Website and app data records
+++++

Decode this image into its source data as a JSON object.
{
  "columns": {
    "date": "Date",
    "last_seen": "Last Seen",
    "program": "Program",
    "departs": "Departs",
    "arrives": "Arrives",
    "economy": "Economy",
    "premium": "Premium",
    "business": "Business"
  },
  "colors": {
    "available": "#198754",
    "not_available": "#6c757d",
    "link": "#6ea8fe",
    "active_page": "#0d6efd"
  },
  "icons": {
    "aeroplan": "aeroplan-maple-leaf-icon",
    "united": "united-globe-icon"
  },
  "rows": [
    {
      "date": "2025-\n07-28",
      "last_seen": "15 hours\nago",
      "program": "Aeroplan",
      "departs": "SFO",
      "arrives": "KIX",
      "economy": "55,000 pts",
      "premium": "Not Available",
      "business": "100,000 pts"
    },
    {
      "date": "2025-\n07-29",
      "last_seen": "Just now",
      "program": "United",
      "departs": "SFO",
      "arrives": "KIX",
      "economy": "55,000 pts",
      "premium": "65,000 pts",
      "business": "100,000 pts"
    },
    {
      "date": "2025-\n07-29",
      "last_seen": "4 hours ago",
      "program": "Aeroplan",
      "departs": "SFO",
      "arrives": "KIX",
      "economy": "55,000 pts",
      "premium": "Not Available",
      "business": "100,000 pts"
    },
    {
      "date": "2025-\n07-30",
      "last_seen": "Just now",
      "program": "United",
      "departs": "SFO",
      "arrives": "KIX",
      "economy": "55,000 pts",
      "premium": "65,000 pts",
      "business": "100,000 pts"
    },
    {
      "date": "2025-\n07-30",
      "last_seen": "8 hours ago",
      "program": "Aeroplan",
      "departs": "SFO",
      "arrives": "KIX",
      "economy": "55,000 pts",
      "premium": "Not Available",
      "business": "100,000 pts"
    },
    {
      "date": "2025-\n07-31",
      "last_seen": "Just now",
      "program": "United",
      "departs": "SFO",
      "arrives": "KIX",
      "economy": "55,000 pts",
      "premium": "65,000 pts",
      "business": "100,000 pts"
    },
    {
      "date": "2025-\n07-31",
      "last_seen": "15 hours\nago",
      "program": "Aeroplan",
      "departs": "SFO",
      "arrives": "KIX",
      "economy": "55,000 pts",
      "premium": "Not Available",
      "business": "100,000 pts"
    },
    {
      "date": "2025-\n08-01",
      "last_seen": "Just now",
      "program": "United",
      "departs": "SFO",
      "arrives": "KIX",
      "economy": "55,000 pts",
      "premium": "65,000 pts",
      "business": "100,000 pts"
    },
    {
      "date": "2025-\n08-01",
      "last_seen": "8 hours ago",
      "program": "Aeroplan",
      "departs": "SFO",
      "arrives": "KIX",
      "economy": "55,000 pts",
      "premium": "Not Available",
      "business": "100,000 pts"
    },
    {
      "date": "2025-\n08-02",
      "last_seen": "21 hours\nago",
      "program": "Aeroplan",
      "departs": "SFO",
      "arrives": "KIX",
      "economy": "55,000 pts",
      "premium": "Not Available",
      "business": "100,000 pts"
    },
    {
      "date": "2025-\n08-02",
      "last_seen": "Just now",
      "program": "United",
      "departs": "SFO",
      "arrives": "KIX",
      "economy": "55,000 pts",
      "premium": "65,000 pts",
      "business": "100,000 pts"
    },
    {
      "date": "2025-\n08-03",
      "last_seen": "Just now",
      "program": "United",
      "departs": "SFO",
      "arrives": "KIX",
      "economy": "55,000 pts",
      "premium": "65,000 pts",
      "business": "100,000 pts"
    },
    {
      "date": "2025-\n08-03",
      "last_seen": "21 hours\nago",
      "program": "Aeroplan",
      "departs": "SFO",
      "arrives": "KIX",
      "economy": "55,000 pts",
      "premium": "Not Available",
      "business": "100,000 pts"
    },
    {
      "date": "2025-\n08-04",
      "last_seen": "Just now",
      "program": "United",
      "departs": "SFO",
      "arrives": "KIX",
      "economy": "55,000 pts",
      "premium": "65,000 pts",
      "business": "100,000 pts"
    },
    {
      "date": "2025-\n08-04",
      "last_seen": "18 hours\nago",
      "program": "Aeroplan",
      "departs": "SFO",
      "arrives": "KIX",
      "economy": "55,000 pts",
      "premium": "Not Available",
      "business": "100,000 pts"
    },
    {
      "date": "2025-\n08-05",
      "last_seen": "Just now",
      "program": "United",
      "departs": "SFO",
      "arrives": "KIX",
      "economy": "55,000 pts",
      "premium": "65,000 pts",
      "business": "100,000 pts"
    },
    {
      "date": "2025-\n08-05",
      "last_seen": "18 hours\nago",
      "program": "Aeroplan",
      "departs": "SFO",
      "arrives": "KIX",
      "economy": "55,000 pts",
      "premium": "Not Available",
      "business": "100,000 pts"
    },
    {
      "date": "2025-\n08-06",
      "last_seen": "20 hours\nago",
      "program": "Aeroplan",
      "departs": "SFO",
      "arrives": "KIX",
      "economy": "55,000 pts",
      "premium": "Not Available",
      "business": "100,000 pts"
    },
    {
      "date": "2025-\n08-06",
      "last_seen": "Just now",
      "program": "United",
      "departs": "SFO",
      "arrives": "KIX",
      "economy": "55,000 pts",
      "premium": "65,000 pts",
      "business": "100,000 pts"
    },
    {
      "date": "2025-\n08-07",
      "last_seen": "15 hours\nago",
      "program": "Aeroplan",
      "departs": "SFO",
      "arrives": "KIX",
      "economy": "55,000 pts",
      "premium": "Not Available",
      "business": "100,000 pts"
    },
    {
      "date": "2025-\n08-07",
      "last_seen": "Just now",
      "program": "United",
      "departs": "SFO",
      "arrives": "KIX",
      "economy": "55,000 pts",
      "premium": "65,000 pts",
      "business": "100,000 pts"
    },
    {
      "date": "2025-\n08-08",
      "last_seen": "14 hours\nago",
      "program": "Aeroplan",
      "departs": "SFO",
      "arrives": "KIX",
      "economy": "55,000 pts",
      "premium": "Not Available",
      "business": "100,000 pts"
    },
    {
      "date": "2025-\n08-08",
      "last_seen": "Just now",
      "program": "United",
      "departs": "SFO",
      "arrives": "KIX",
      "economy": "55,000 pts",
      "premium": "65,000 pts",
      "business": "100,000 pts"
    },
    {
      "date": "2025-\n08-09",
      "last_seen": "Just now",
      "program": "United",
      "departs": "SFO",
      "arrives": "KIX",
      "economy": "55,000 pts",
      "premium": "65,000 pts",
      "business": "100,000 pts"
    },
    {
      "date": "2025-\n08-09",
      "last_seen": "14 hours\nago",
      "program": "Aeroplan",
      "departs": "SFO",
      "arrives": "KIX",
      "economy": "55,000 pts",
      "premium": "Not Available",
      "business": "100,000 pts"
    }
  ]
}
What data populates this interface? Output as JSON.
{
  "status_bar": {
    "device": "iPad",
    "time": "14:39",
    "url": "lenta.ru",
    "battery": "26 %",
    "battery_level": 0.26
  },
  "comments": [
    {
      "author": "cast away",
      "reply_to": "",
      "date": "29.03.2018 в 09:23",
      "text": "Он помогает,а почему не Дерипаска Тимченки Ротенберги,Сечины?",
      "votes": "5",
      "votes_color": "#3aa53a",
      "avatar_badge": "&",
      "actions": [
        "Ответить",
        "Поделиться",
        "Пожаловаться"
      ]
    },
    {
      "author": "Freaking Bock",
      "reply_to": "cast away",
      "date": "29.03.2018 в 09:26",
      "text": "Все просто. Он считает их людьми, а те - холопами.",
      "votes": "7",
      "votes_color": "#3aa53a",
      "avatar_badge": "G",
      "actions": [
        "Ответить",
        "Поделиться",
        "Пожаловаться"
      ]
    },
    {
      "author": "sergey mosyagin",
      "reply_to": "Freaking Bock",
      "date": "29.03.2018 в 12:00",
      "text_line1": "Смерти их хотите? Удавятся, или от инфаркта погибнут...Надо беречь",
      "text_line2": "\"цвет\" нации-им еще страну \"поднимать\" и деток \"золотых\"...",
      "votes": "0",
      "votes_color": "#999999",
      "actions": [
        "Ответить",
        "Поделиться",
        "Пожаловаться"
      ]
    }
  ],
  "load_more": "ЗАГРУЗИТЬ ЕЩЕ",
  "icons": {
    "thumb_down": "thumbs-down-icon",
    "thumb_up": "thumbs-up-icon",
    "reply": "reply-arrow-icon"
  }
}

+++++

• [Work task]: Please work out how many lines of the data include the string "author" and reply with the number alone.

• [Solution for this exercise]: 3